Exhibit 2-17: Rasmussen Reports on Campaign 2008 Bias
Because the news media's role was so central to the 2008 presidential campaign, Rasmussen Reports posed several questions on public perceptions of the media throughout the campaign. Besides the question of whether voters thought the media were favoring Democrat Barack Obama or Republican John McCain (which we report elsewhere), Rasmussen discovered a notable lack of trust by voters in the media's professionalism and objectivity:
Journalists Out to 'Hurt' Palin: A September 4 Rasmussen poll of 1,000 likely voters found more than half (51%) 'think reporters are trying to hurt Sarah Palin with their news coverage, and 24% say those stories make them more likely to vote for Republican presidential candidate John McCain in November....Just five percent (5%) think reporters are trying to help her with their coverage,' a greater than ten-to-one disparity.
Many See Media As Unethical: A September 10 Rasmussen survey of 1,000 likely voters found that a plurality of voters (42%) believe the press would 'hide information that hurts the candidate they want to win,' compared to 34 percent who think reporters would act professionally.
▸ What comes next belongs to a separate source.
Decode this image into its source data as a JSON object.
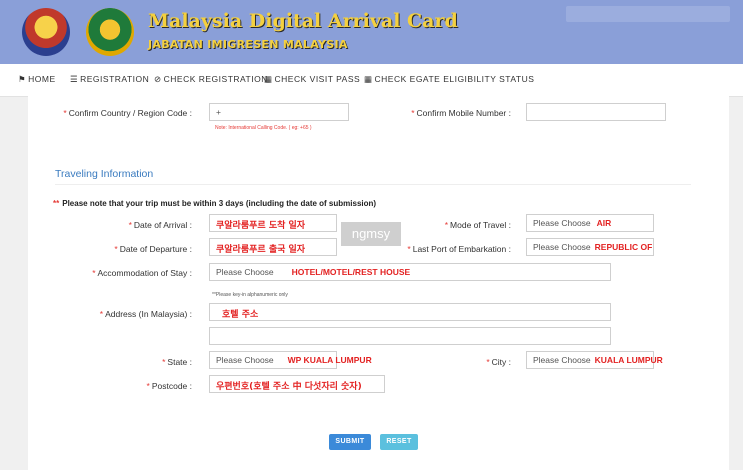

The same survey found the media were less trusted than personal sources: '46% of voters say they most trust information about the presidential campaign from family and friends as opposed to 32% who trust the information from news reporters more.'
Little Faith in Economic Reporting: A July 21, 2008 Rasmussen poll of 1,000 adults found that exactly half, '50%, believe the media makes economic conditions appear worse than they really are....Only a quarter (25%) think reporters and media outlets present an accurate picture of the economy and 18% believe they actually portray it as better than it is. Just 34% trust reporters more when it comes to news on the economy, and 32% see stockbrokers as more reliable.'
Media Bias Worse than Campaign Cash: An August 11, 2008 Rasmussen poll of 1,000 likely voters found that '55% believe media bias is more of a problem than big campaign contributions. Thirty-six percent (36%) disagree and think that campaign cash is a bigger problem. People believe media bias is a bigger problem even though 63% believe most politicians will break the rules to help campaign contributors.'
That same poll found little interest in further elevating the media's role: 'Just 22% believe it would be a good idea to ban all campaign commercials so that voters could receive information on the campaign only from the news media and the Internet. Sixty-six percent (66%) disagree and think that, despite the annoyance factor, it's better to put up with an election-year barrage of advertising rather than rely on the news media.'